Sarah Murnen, the Samuel B. Cummings Jr. Professor of Psychology, has examined photos, toys and clothes for years seeking evidence of gender stereotyping: hands in powerful fists for male superheroes, low-cut tops marketed to young girls or a demure head tilt on princess dolls.
Murnen, a sought-after authority on gender issues in the national media, shared the negative and often unhealthy implications of these stereotypes to a packed house in the latest Kenyon Unique lecture Feb. 27. The lecture series features distinguished faculty members whose talks are recorded for a digital archive. Murnen’s speech also was livestreamed.
Her talk, “Boys Act and Girls Appear: Gender Stereotypes in Popular Culture,” drew from the wide variety of studies she publishes, often with student researchers. Three psychology majors — Abigail Younger ’15, Hope Boyd ’12 and Claire Greenfield ’13 (a double major in modern languages and literatures) — received author credits on Murnen’s most recently published study on popular children’s Halloween costumes, dolls and action figures, and boxed Valentine’s Day cards that kids give out at school.
One finding was that 78 percent of male characters across the three product categories had uniforms or functional clothing designed for action, while 88 percent of females had clothing designed to be decorative and seen.
“These male characters are much more likely to be shown in motion, and the female characters are shown in decorative clothing, posed in various ways to look like they are supposed to be an object rather than an actor,” she said.
Murnen, often working with co-researcher Linda Smolak, professor emerita of psychology and deputy civil rights/Title IX coordinator, said the research topics spur engaging classroom conversations about how gender roles are associated with power. “That’s the great thing about teaching at a liberal arts college. You have very interested students,” she said. “You can talk about this in class with students who want to do research.”
Part of what interests Murnen is how a culture of sexier clothes and stereotyped products affect people’s perceptions of women. For example, in one study, people who viewed images of a fifth-grader in more revealing clothing judged her as less competent and moral compared to those who saw her in childlike clothing.
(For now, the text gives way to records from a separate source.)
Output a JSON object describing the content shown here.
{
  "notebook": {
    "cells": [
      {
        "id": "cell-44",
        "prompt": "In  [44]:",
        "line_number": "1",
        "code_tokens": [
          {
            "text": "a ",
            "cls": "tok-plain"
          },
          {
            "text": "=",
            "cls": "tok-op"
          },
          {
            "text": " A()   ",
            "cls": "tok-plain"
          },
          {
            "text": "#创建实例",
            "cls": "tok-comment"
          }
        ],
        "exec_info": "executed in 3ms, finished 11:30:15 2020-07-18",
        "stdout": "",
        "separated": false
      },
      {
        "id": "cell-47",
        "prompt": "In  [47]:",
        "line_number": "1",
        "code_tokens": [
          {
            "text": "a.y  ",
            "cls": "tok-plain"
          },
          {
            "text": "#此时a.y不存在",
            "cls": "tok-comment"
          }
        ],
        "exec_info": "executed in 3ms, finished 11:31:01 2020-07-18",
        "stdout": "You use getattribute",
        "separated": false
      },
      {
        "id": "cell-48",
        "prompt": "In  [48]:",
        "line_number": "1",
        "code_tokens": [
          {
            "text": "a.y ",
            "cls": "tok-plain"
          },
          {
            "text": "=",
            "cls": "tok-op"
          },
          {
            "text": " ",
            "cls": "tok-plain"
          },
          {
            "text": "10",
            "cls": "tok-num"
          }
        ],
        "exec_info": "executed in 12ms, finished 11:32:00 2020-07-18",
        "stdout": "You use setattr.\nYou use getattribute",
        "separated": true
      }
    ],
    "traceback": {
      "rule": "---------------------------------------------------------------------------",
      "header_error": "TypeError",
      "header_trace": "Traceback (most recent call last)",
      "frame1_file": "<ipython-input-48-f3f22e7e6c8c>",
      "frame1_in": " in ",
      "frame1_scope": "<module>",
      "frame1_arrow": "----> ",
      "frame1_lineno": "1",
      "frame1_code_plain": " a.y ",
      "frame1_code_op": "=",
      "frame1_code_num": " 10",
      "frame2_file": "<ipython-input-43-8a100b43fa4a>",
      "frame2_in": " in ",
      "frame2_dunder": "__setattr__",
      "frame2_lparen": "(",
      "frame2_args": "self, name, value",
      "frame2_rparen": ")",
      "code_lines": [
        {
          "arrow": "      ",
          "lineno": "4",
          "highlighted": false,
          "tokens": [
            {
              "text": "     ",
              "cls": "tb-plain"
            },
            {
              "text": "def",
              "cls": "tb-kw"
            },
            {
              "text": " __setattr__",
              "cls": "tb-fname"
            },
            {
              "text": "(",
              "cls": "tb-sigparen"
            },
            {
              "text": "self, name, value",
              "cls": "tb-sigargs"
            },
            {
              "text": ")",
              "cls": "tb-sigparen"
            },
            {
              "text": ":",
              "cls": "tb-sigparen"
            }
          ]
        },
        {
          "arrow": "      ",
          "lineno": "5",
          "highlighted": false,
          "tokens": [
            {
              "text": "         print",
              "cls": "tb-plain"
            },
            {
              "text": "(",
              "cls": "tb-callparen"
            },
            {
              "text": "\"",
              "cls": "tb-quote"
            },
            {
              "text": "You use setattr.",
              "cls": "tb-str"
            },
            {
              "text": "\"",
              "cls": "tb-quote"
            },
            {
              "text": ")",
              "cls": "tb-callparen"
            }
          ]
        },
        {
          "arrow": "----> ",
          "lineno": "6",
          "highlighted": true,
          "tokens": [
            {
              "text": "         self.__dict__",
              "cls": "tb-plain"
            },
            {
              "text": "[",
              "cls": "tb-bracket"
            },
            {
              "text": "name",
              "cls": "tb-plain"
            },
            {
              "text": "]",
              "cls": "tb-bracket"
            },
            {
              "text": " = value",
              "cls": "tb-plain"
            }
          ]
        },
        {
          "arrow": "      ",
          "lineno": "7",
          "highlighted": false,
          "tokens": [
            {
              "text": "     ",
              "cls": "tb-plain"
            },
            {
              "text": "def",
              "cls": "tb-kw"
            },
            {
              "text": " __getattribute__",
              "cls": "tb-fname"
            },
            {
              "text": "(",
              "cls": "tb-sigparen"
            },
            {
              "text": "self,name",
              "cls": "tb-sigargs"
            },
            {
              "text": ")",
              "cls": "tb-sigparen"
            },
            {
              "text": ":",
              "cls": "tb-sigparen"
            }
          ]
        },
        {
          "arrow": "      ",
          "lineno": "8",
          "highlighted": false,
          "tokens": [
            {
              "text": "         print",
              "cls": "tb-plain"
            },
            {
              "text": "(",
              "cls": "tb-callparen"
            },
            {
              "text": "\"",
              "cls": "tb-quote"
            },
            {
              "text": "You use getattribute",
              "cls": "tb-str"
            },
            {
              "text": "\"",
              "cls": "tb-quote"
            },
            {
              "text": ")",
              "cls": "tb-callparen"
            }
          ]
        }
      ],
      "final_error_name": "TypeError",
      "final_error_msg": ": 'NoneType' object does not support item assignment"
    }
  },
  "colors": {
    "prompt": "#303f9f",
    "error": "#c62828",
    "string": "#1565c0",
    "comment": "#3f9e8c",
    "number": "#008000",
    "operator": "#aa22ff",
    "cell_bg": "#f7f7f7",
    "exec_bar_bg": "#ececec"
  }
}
Research shows that persistent objectification of women and girls leads some of them to objectify themselves, which could mean that they monitor their bodies closely, feel ashamed of their looks or compare themselves with other females or unrealistic body ideals, Murnen said.
That body shame is associated with developing eating disorders and depression. “Stereotypes are potentially dangerous,” she said. “Extreme gender role behavior is not healthy.”
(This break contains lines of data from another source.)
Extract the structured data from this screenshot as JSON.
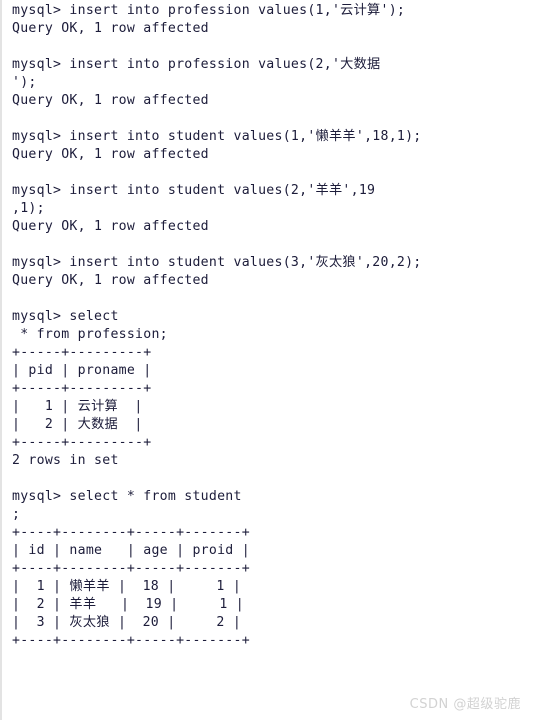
{
  "terminal": {
    "prompt": "mysql>",
    "text_color": "#1c1c3a",
    "background_color": "#ffffff",
    "left_border_color": "#e3e3e3",
    "lines": [
      "mysql> insert into profession values(1,'云计算');",
      "Query OK, 1 row affected",
      "",
      "mysql> insert into profession values(2,'大数据",
      "');",
      "Query OK, 1 row affected",
      "",
      "mysql> insert into student values(1,'懒羊羊',18,1);",
      "Query OK, 1 row affected",
      "",
      "mysql> insert into student values(2,'羊羊',19",
      ",1);",
      "Query OK, 1 row affected",
      "",
      "mysql> insert into student values(3,'灰太狼',20,2);",
      "Query OK, 1 row affected",
      "",
      "mysql> select",
      " * from profession;",
      "+-----+---------+",
      "| pid | proname |",
      "+-----+---------+",
      "|   1 | 云计算  |",
      "|   2 | 大数据  |",
      "+-----+---------+",
      "2 rows in set",
      "",
      "mysql> select * from student",
      ";",
      "+----+--------+-----+-------+",
      "| id | name   | age | proid |",
      "+----+--------+-----+-------+",
      "|  1 | 懒羊羊 |  18 |     1 |",
      "|  2 | 羊羊   |  19 |     1 |",
      "|  3 | 灰太狼 |  20 |     2 |",
      "+----+--------+-----+-------+"
    ]
  },
  "statements": [
    {
      "command": "insert into profession values(1,'云计算');",
      "result": "Query OK, 1 row affected"
    },
    {
      "command": "insert into profession values(2,'大数据');",
      "result": "Query OK, 1 row affected"
    },
    {
      "command": "insert into student values(1,'懒羊羊',18,1);",
      "result": "Query OK, 1 row affected"
    },
    {
      "command": "insert into student values(2,'羊羊',19,1);",
      "result": "Query OK, 1 row affected"
    },
    {
      "command": "insert into student values(3,'灰太狼',20,2);",
      "result": "Query OK, 1 row affected"
    },
    {
      "command": "select * from profession;",
      "result": "2 rows in set"
    },
    {
      "command": "select * from student;",
      "result": ""
    }
  ],
  "result_tables": [
    {
      "name": "profession",
      "columns": [
        "pid",
        "proname"
      ],
      "rows": [
        [
          "1",
          "云计算"
        ],
        [
          "2",
          "大数据"
        ]
      ],
      "footer": "2 rows in set"
    },
    {
      "name": "student",
      "columns": [
        "id",
        "name",
        "age",
        "proid"
      ],
      "rows": [
        [
          "1",
          "懒羊羊",
          "18",
          "1"
        ],
        [
          "2",
          "羊羊",
          "19",
          "1"
        ],
        [
          "3",
          "灰太狼",
          "20",
          "2"
        ]
      ],
      "footer": ""
    }
  ],
  "watermark": {
    "text": "CSDN @超级驼鹿",
    "color": "#d2d2d2"
  }
}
Men are not immune to these messages, and part of what makes Murnen’s research distinctive is that she considers stereotypes for both sexes. Images and depictions of males increasingly include hyper-masculine characteristics, such as unattainable muscularity, which are associated with aggression and an inability to show empathy, she said. “The increased pressure on men to look increasingly muscular in unrealistic ways is related to the pressure on women to appear thinner and more sexual.”
While parents are encouraging their daughters to recognize that they are powerful, Murnen said she would like to see more emphasis on encouraging boys to be nurturing and to acknowledge and challenge sexist behavior.
Murnen, whose student research team now is poring over images of famous male and female athletes, is critical of popular books that use sketchy research to promote the unsupported idea that men and women are biologically different. She is glad to have the chance to bring an in-depth conversation about gender, similar to her classroom discussions with students, to a wider audience through Kenyon Unique.
“I hope the talk will help people think a little more critically about how our culture continues to propagate gender stereotypes despite the change in women’s roles,” she said.